Wednesday is my catch-up day. I don’t teach on campus on Wednesdays, so I can sleep in and take a long, leisurely dog-walk before getting started with grading, online teaching, and other teaching tasks. Wednesday is when I run errands, do laundry, and catch up with housework. My Wednesdays always feature a full to-do list, “catching up” being a never-ending task. But because I don’t typically have to be anywhere at any particular time on Wednesdays, I can take my time chipping away at my midweek to-dos. Wednesdays are always busy, but they are busy in a relaxing way.

Queen Anne's lace
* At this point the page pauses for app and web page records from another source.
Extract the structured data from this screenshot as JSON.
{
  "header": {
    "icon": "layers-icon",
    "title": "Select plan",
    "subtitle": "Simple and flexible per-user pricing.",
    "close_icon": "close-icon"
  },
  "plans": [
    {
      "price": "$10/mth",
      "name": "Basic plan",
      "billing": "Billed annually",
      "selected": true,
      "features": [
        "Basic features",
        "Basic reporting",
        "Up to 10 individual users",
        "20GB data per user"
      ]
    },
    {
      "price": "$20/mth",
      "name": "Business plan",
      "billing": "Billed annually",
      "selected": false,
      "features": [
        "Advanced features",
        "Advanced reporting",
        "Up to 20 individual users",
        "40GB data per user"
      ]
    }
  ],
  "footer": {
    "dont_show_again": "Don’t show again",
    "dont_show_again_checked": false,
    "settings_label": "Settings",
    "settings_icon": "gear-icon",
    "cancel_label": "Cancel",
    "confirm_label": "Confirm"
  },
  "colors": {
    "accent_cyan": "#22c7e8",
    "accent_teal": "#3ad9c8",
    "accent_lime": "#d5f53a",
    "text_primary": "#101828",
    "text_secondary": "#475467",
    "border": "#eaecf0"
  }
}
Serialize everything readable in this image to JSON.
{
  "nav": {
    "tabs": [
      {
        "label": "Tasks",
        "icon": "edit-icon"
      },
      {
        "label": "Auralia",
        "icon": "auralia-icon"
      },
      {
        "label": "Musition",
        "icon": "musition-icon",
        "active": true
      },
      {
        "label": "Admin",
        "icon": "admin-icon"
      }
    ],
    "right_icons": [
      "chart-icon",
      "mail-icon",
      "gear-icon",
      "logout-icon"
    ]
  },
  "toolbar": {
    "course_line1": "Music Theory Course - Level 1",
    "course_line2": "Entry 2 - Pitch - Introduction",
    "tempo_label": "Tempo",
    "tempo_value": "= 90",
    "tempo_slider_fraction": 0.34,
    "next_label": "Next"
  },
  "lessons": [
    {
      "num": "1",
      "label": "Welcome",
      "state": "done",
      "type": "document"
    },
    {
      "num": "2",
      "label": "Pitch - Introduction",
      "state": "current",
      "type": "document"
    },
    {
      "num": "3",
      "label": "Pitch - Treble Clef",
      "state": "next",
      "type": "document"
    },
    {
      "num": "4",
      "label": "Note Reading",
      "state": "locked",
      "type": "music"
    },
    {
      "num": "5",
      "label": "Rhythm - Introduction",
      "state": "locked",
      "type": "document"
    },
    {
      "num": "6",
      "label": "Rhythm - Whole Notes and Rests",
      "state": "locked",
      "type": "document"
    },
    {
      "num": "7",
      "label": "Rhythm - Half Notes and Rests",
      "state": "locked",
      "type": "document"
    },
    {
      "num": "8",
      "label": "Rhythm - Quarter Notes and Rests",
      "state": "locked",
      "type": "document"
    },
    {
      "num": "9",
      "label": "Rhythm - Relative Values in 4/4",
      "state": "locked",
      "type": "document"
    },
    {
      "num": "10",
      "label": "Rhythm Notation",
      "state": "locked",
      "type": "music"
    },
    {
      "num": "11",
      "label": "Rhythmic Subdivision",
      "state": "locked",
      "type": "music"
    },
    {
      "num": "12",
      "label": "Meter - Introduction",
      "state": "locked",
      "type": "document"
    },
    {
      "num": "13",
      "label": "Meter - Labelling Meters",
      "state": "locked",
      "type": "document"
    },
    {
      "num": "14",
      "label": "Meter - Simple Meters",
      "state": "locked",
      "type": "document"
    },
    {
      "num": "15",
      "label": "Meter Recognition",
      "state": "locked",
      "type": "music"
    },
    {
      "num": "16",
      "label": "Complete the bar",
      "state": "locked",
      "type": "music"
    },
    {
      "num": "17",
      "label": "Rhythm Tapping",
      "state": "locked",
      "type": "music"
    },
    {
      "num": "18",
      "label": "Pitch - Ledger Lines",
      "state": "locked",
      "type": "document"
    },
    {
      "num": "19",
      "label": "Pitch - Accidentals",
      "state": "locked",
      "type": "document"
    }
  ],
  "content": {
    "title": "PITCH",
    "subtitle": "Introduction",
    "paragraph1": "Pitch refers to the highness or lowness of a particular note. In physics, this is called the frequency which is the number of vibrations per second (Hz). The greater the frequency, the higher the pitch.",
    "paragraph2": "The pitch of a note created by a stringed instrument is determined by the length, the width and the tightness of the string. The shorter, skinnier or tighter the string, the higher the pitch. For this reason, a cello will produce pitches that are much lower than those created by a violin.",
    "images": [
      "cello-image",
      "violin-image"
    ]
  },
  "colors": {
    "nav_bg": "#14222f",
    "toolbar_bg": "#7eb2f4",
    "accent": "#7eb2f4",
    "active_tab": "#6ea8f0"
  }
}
Now that November is over and I’m no longer committed to posting every day, I feel like my blog-mind has started to go to seed. This morning when I walked Reggie on the rail-trail where we often walk on Wednesdays, I couldn’t help taking lots of pictures of plants that have gone to seed, their tidy blooms replaced by fuzzy fluff, wizened fruit, or scraggly bracts. Last week or the week before, I would have stockpiled these Wednesday pictures to use throughout the week, but this morning I wasn’t pushing to feed the blog. Instead, I let Reggie off his leash, and we each walked at our own pace, stopping to sniff or photograph whatever caught our fancy. Instead of clinging to the blooms of seasons past, we allowed things to ripen into untidy seediness.

Grass gone to seed

I think my fondness for flowers that have gone to seed is related to my fondness for weeds. Gone-to-seed flowers, like weeds, are scraggly, scrappy, and untidy. Gone-to-seed flowers, like weeds, have no place in a proper garden, as respectable gardeners diligently deadhead those blossoms that are past their prime. It should come as no surprise that for all my fondness for wildflowers and weeds, I’m no gardener, content to let my landlord keep my yard from falling into unbridled fecundity. If it were up to me, plants as well as dogs would be free to run off-leash, enjoying the leisure of commitment-free days to flower, fade, and fruit in their own time, not mine.